Sylvan Lake is a town in central Alberta, Canada. It is located west of the City of Red Deer along Highway 11 or Highway 11A. It is situated on the southeast edge of Sylvan Lake, a long freshwater lake, in Red Deer County.
The lake is a popular destination for tourists from around Alberta, with over 1.5 million visitors each year. Popular tourist activities include sunbathing, swimming, water-skiing, and visiting the local Wild Rapids Waterslides. Camp Woods in Sylvan Lake played to the 12th Canadian Scout Jamboree in July 2013.
Sylvan Lake was originally settled by French speaking immigrants from Quebec and the United States. Arriving in 1898 from Michigan, Alexandre Loiselle and his family homesteaded the quarter section that later became the west side of today's Main (50th) Street and the businesses and homes immediately to the west.
Farming quickly became a mainstay in the area and in 1923 an Alberta Pacific grain elevator was built on the CPR line immediately north of what is now Cottonwood Estates. The elevator was torn down in the 1970s and the CPR line was abandoned in 1980 and removed. Since then, the right of way has survived as a natural area and walking path through Sylvan Lake.

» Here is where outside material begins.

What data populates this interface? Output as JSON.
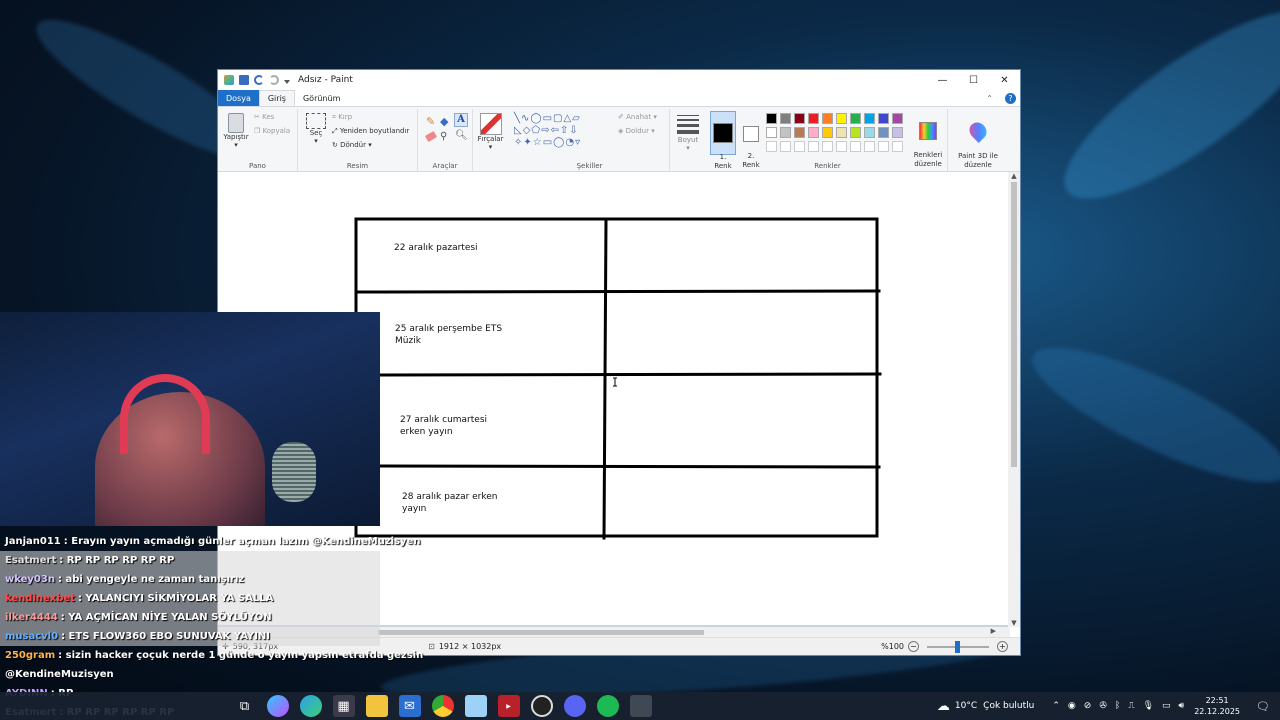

Elevators were also constructed along the CN line and were used by local farmers in the mid-century decades. They were torn down in the late 1990s.
Even prior to the building of the railways, Sylvan Lake was becoming a summer resort for families in Red Deer. With the coming of the trains, "the Lake" became a favourite of families from both Edmonton and Calgary. The summer visitors camped in tents, but soon the "Cottage Area" east of 46 Street and in "Lower Camp" on the southeast shore began to fill with summer cottages. In the 1930s and 1940s people began arriving by car and the areas around Norglenwold, Sylvan Lake Provincial Park and Jarvis Bay Provincial Park began to fill up with summer visitors.
The influx of summer residents and visitors also brought businesses and services that catered to the ever increasing number of tourists. In 1913, the first motor launch took paying passengers on tours around the lake. A large boathouse was constructed in 1926, allowing visitors to rent a boat, canoe, swimsuit, or buy ice cream, pop and other items necessary to a summer day at the lake. Regattas were held on the lake for a number of years beginning in 1923.
In 1928, the Dominion Government, assisted by the Sylvan Lake Women's Institute (WI), built the long pier that jutted out into the lake from the bottom of Main Street. This pier was connected to the earlier WI Pier and formed a square area used for swimming and mooring boats. The first "waterslide" at Sylvan Lake was part of this facility. The piers were prone to ice damage over the winter and were replaced by the existing "landfill" that now hosts beach volleyball tournaments, dragon boat racingand the lake tour on the "Zoo Cruise".
In 1983, the original waterslide was replaced by the Wild Rapids Waterslide, which is the largest facility of its kind in western Canada.
Another byproduct of losing the piers and later the government boat launch was the construction of the Sylvan Lake Marina, home of many of the permanent boats on the lake, boating facilities, and the Sylvan Lake lighthouse.